In summer, not daily but several times a week, we take flowers, food, and herbs from our gardens, incense, and sometimes nuts or sunflower seeds (which the birds eat) place them in the teakwood hand, and leave at our outdoor shrine until the next day. This has always been my way of thanking Mother Earth for her abundance and honoring the Buddha. I just never knew that it had a Balinese name – Canang.
This teakwood hand is amazing. Over the years, I’ve marveled at how it hasn’t been affected by the weather or age. It’s been rained on, baked in the sun, dropped, pooped on by birds and washed countless times. And there’s just no wear on it.
I don’t remember if I found it in Hong Kong, or if it was a gift. I don’t know if it was made in Thailand, Bali, Vietnam, Cambodia, or China. I have a vague-ish memory of picking it up in Hong Kong, along with some chopsticks, but I’m not sure. And I don’t even know if it was made for Canang. It just suits that purpose perfectly.
I remember being in college and regularly bringing flowers to a tree that I bonded with. It was an old, old chestnut that leaned to the side a bit, and grew hundreds of feet tall. Its canopy reached a half-block wide.
In the trunk, about 6 feet off the ground, was a large cavity, and this is where I placed my flower offerings. One day, I added soil to and placed a spearmint plant in the cavity: it took root deep in the trunk and flourished. Canang.
I woke up this morning craving fresh purple mangosteen. I haven’t had mangosteen since I lived in New York City, a place wonderfully thick with Asian markets. My friends and I would regularly head to Queens, where Jamaican markets abound, and stock up on fresh sweet mangos, sugarcane, mangosteen, papaya, guava jelly, and jelly coconut. But I’m going to rate my chances of finding fresh mangosteen in Connecticut at about a zero.
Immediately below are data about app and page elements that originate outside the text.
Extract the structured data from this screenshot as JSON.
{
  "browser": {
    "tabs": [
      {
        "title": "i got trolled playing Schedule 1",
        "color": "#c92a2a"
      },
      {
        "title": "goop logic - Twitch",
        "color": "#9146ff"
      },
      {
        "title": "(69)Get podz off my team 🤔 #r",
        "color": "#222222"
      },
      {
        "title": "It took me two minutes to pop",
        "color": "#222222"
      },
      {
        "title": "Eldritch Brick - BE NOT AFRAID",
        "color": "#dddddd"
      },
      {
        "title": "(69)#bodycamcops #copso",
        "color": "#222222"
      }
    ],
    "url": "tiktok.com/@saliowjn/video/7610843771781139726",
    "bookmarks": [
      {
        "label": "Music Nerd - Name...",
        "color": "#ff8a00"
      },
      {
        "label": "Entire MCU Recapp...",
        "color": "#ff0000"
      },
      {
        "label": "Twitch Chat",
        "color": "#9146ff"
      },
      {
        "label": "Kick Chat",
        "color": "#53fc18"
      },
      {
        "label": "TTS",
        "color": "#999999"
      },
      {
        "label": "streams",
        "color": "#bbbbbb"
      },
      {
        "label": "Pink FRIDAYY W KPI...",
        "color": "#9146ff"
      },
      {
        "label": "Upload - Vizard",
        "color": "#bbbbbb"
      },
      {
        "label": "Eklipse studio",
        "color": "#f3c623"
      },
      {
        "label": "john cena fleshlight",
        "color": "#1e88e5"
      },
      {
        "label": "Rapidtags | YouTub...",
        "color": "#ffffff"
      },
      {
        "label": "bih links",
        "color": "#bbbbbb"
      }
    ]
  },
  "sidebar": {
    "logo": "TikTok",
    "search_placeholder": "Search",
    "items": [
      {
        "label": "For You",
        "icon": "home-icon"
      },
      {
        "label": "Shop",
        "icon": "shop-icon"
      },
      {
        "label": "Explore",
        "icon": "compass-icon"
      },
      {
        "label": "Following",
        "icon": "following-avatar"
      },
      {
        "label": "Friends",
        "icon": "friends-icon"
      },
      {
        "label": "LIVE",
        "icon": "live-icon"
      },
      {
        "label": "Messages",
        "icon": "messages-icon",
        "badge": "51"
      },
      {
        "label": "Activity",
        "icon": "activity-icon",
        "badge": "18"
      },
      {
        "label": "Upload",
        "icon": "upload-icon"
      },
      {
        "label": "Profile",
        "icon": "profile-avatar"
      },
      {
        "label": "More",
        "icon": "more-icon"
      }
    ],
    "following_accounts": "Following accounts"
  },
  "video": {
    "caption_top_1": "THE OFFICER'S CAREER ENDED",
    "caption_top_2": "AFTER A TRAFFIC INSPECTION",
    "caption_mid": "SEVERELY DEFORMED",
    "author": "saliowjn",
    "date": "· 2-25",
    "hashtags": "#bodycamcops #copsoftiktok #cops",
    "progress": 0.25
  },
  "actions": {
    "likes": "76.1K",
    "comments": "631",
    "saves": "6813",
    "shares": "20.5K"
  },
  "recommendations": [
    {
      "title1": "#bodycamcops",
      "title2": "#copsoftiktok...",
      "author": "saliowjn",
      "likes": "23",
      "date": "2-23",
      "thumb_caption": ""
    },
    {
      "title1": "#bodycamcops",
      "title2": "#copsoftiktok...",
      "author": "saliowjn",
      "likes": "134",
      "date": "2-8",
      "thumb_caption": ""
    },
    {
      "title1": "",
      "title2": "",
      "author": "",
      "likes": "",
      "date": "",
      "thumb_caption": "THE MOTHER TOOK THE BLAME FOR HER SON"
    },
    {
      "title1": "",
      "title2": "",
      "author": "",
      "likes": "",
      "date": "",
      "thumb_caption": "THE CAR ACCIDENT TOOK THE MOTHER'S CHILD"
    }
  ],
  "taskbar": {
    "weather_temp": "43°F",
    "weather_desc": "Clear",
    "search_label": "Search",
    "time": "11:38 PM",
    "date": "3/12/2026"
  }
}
It’s cold and it’s staying cold. The forecast is grim; lots of rain and cold temperatures for the foreseeable future. Spring will be arriving late this year. We should be readying to plant the greens beds about now, March 23, but there’s still a thick layer of hard snow over the gardens. I’m trying to not be sad about this, but I warned my husband last night that I may start freaking out in a few weeks, maybe sooner. It’s time for life to return.
I’m exploring Balinese authors now. Feeling completely drawn to this beautiful culture. The Balinese are gentle, spiritual, grateful, compassionate, beautiful, no-nonsense people who happen to live in paradise.
I’ve added Bali to my bucket list. From what the map says about the proximity of some of my destinations, when we make the trip, it would be best to visit Thailand and Indonesia together in one go. And Vietnam has always been on my bucket list. This may be a long trip. My husband said we’ll have to dedicate at least two months to it. We’re talking a leisurely sabbatical in Southeast Asia. Totally works for me.
Two weeks ago, my husband suggested that I move our large, floor-sized snake plant to a corner near a bookcase. I argued that it was too far away from the light, and the plant would be sad. He said try it. This morning, the plant let me know that it wasn’t happy in that dark corner, so I moved it back to the warm light of a window. When lifting it to move it, one of the razor-sharp leaves reached out and poked me hard, right in the middle of my eye. That hurt. Plants are completely and utterly aware.
Be kind to each other.
Live in peace.